Here is where this connects to How I Met Your Mother:

For those unfamiliar with the TV show, Ted Mosby (the main character), is telling his kids through video flashbacks all the circumstances leading up to–––you guessed it–––”How I Met Your Mother.”

In a typical episode, Ted falls in love with someone. He dates her then she breaks up with him. The reason this show doesn’t become some sad drama is that at the end of every episode we share Ted’s perspective of living in the epilogue. He is looking back at his past and seeing how all those decisions led to him meeting his wife. So we hear him voice over, “That was how I met your mother’s roommate” or “that was how I first saw your mother.” We know that he ends up with his wife in the end.

We are all craving–––desperately craving–––meaning in the stories of our lives. We want to believe that all of our hurts and mistakes will mean something someday in the light of some grander story. For those who do not know God, they can only hope to someday look back and see “how I met your mother despite all this pain and hurt.” Only in retrospect can they see where their lives have led them.

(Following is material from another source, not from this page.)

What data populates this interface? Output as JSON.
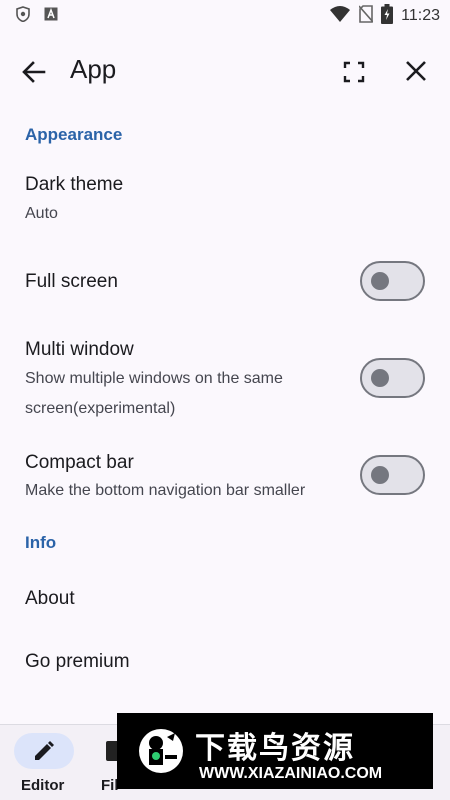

But because we serve a good and loving God we know that Romans 8:28 is true for us, “In all things God works for the good of those who love him.” We know that every single issue we encounter is only the middle of the story. That God has a grand unveiling waiting for us at the end of days where he will say to us “Look at that! You thought the girl was the point of that relationship, I was just trying to teach you to trust me in your relationships!” or “I know that was painful, but look at how you are able to speak to those who have been through your same pain!”

I can just picture God in heaven speaking a celestial voiceover on my life. “And that was when Luke learned to trust me with his relationships…”

I am so thankful for a God who loves me, this crazy character. No matter what plot twists and turns I go through, he is writing a story with my life!

I can’t seem to find any good theological lessons from Barney Stinson yet… I’ll get back to you on that!

[alert style=”info”] Sound Off: Are you a How I Met Your Mother fan? Do you see parallel circumstances in your life? Let us know in the comments below. [/alert]